A quick read dealing with the need to be explicit about what the gospel preaches. Chandler separates the good news into two categories: the gospel on the ground and the gospel in the air. The gospel on the ground is basically the personal message that we share with our friends and loved ones. In this part of the book, the author works through the biblical teachings on God, man, Christ, and then our response as fallen people to that good news. The gospel in the air is then the wider good news that spreads to all of creation. God’s glory will not leave anything untouched. It is in this second section that Chandler touches on creation, fall, reconciliation, and consummation. He argues for a healthy balance between the two. Reading this book after Word versus Deed, by Duane Litfin, was helpful, as Litfin works through this same issue of social gospel versus the concrete message of Jesus’ atoning sacrifice on the cross.
In his section on man’s need for a savior, he deals with the severity of God. This, Chandler notes, is an area where many Christians have stopped being explicit. We don’t want a God who is severe. In one place the author writes, “…it makes no sense to run up a tree afraid of a kitten while walking up to a lion and slapping it in the face. Will we fear man while outing God?” Chandler offers us a healthy discussion of God’s wrath.
One of my favorite parts was his discussion of hardened hearts. He notes that the “gospel of Jesus is dangerous.” It has the power to put people in their place. Some people in Christian circles don’t seem to give the gospel this respect. They play around at church, being moralistic and commenting all about what Suzy is wearing to church. I love this quote: “The religious, moralistic, churchgoing evangelical who has no real intention of seeking God and following him has not found some sweet spot between radical devotion and wanton sin; he’s found devastation. The moralism that passes for Christian faith today is a devastating hobby if you have no intention of submitting your life fully to God and chasing him in Christ.” How will we treat the dangerous power of the gospel? How will we present it to the youth we come into contact with? These are important questions that Chandler brought me to. I know for a fact that some young people go into a church and only receive a moralistic rant about their clothing and behavior. Chandler notes that the gospel will cut some people open; others it will only scar, further hardening them. Let’s be serious. Let’s be explicit.
Also, his application section at the end had some interesting stories and a good breakdown of moral therapeutic deism. Chandler talks about a VBS where he sang a song about liars going to hell. All he remembers from that VBS was that God hated liars. In another part, Chandler writes, “If you listened to Journey, you’re going to do meth and kill your parents. So don’t listen to Journey. If you like Journey, then you should like this Christian band.” He says that this was the main message he would get from Christians early on in his faith. The story about a dirty rose that he shares is also a powerful example of the problem of moralism. “Moralism doesn’t do that. (point to the beauty and glory of Jesus) The moralist tends to forsake sin so that God might love him, so that he might earn the favor of God. All of his effort and striving become his foundation of hope and comfort. And it simply doesn’t work.
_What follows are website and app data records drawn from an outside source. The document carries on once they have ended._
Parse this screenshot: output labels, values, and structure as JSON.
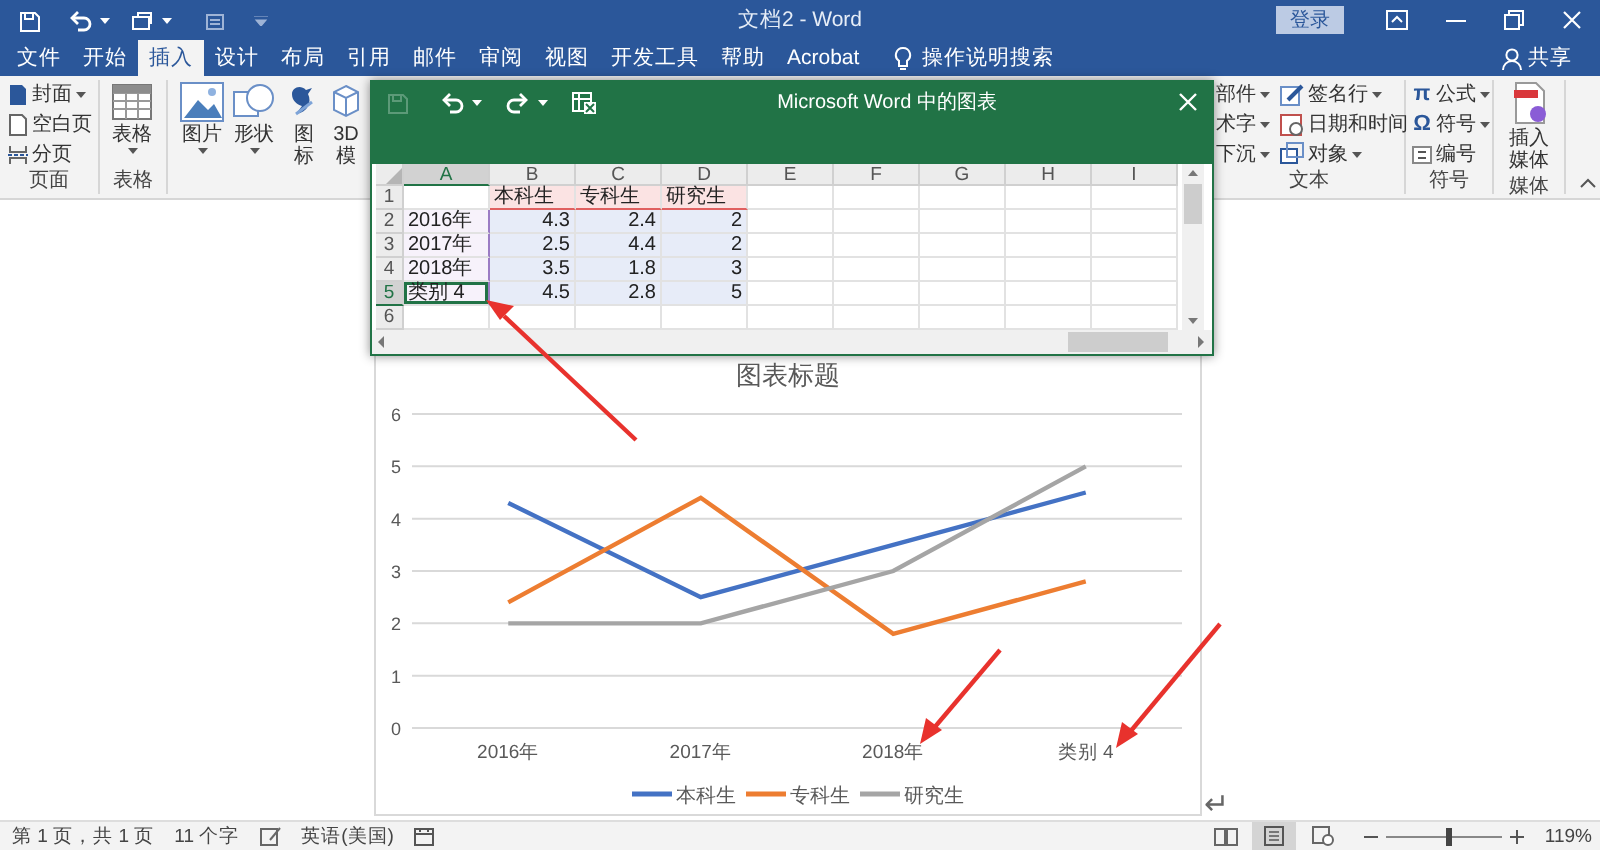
{
  "title_bar": {
    "title": "文档2 - Word",
    "sign_in": "登录"
  },
  "tabs": [
    {
      "label": "文件",
      "selected": false
    },
    {
      "label": "开始",
      "selected": false
    },
    {
      "label": "插入",
      "selected": true
    },
    {
      "label": "设计",
      "selected": false
    },
    {
      "label": "布局",
      "selected": false
    },
    {
      "label": "引用",
      "selected": false
    },
    {
      "label": "邮件",
      "selected": false
    },
    {
      "label": "审阅",
      "selected": false
    },
    {
      "label": "视图",
      "selected": false
    },
    {
      "label": "开发工具",
      "selected": false
    },
    {
      "label": "帮助",
      "selected": false
    },
    {
      "label": "Acrobat",
      "selected": false
    }
  ],
  "tell_me": "操作说明搜索",
  "share": "共享",
  "ribbon": {
    "pages": {
      "label": "页面",
      "items": [
        {
          "label": "封面",
          "dropdown": true
        },
        {
          "label": "空白页",
          "dropdown": false
        },
        {
          "label": "分页",
          "dropdown": false
        }
      ]
    },
    "tables": {
      "label": "表格",
      "button": {
        "lines": [
          "表格"
        ],
        "dropdown": true
      }
    },
    "illustrations": [
      {
        "lines": [
          "图片"
        ],
        "dropdown": true
      },
      {
        "lines": [
          "形状"
        ],
        "dropdown": true
      },
      {
        "lines": [
          "图",
          "标"
        ],
        "dropdown": false
      },
      {
        "lines": [
          "3D",
          "模"
        ],
        "dropdown": false
      }
    ],
    "text": {
      "label": "文本",
      "columns": [
        [
          {
            "label": "部件",
            "dropdown": true
          },
          {
            "label": "术字",
            "dropdown": true
          },
          {
            "label": "下沉",
            "dropdown": true
          }
        ],
        [
          {
            "label": "签名行",
            "dropdown": true
          },
          {
            "label": "日期和时间",
            "dropdown": false
          },
          {
            "label": "对象",
            "dropdown": true
          }
        ]
      ]
    },
    "symbols": {
      "label": "符号",
      "items": [
        {
          "symbol": "π",
          "label": "公式",
          "dropdown": true
        },
        {
          "symbol": "Ω",
          "label": "符号",
          "dropdown": true
        },
        {
          "label": "编号",
          "dropdown": false
        }
      ]
    },
    "media": {
      "label": "媒体",
      "button": {
        "lines": [
          "插入",
          "媒体"
        ],
        "dropdown": false
      }
    }
  },
  "chart_window": {
    "title": "Microsoft Word 中的图表",
    "columns": [
      "A",
      "B",
      "C",
      "D",
      "E",
      "F",
      "G",
      "H",
      "I"
    ],
    "rows": [
      {
        "header": "1",
        "cells": [
          {
            "kind": "blank",
            "selected": false
          },
          {
            "kind": "series",
            "text": "本科生",
            "selected": false
          },
          {
            "kind": "series",
            "text": "专科生",
            "selected": false
          },
          {
            "kind": "series",
            "text": "研究生",
            "selected": false
          }
        ]
      },
      {
        "header": "2",
        "cells": [
          {
            "kind": "category",
            "text": "2016年",
            "selected": false
          },
          {
            "kind": "value",
            "text": "4.3",
            "selected": false
          },
          {
            "kind": "value",
            "text": "2.4",
            "selected": false
          },
          {
            "kind": "value",
            "text": "2",
            "selected": false
          }
        ]
      },
      {
        "header": "3",
        "cells": [
          {
            "kind": "category",
            "text": "2017年",
            "selected": false
          },
          {
            "kind": "value",
            "text": "2.5",
            "selected": false
          },
          {
            "kind": "value",
            "text": "4.4",
            "selected": false
          },
          {
            "kind": "value",
            "text": "2",
            "selected": false
          }
        ]
      },
      {
        "header": "4",
        "cells": [
          {
            "kind": "category",
            "text": "2018年",
            "selected": false
          },
          {
            "kind": "value",
            "text": "3.5",
            "selected": false
          },
          {
            "kind": "value",
            "text": "1.8",
            "selected": false
          },
          {
            "kind": "value",
            "text": "3",
            "selected": false
          }
        ]
      },
      {
        "header": "5",
        "cells": [
          {
            "kind": "category",
            "text": "类别 4",
            "selected": true
          },
          {
            "kind": "value",
            "text": "4.5",
            "selected": false
          },
          {
            "kind": "value",
            "text": "2.8",
            "selected": false
          },
          {
            "kind": "value",
            "text": "5",
            "selected": false
          }
        ]
      },
      {
        "header": "6",
        "cells": []
      }
    ]
  },
  "chart": {
    "chart_data": {
      "type": "line",
      "title": "图表标题",
      "categories": [
        "2016年",
        "2017年",
        "2018年",
        "类别 4"
      ],
      "series": [
        {
          "name": "本科生",
          "color": "#4472c4",
          "values": [
            4.3,
            2.5,
            3.5,
            4.5
          ]
        },
        {
          "name": "专科生",
          "color": "#ed7d31",
          "values": [
            2.4,
            4.4,
            1.8,
            2.8
          ]
        },
        {
          "name": "研究生",
          "color": "#a5a5a5",
          "values": [
            2,
            2,
            3,
            5
          ]
        }
      ],
      "ylim": [
        0,
        6
      ],
      "yticks": [
        0,
        1,
        2,
        3,
        4,
        5,
        6
      ],
      "grid": true,
      "legend": "bottom"
    }
  },
  "paragraph_mark": "↵",
  "status_bar": {
    "page": "第 1 页，共 1 页",
    "words": "11 个字",
    "language": "英语(美国)",
    "views": [
      {
        "selected": false
      },
      {
        "selected": true
      },
      {
        "selected": false
      }
    ],
    "zoom": {
      "level": 0.53,
      "reading": "119%"
    }
  }
}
If anything, it’s shame upon shame upon shame as we continue to fail.” Wow.
Don’t assume the gospel, Chandler pleads, be explicit. The disciples of Jesus knew for certain that Jesus had the words of eternal life. May that be our case as we lead people toward the beauty and glory of Jesus Christ.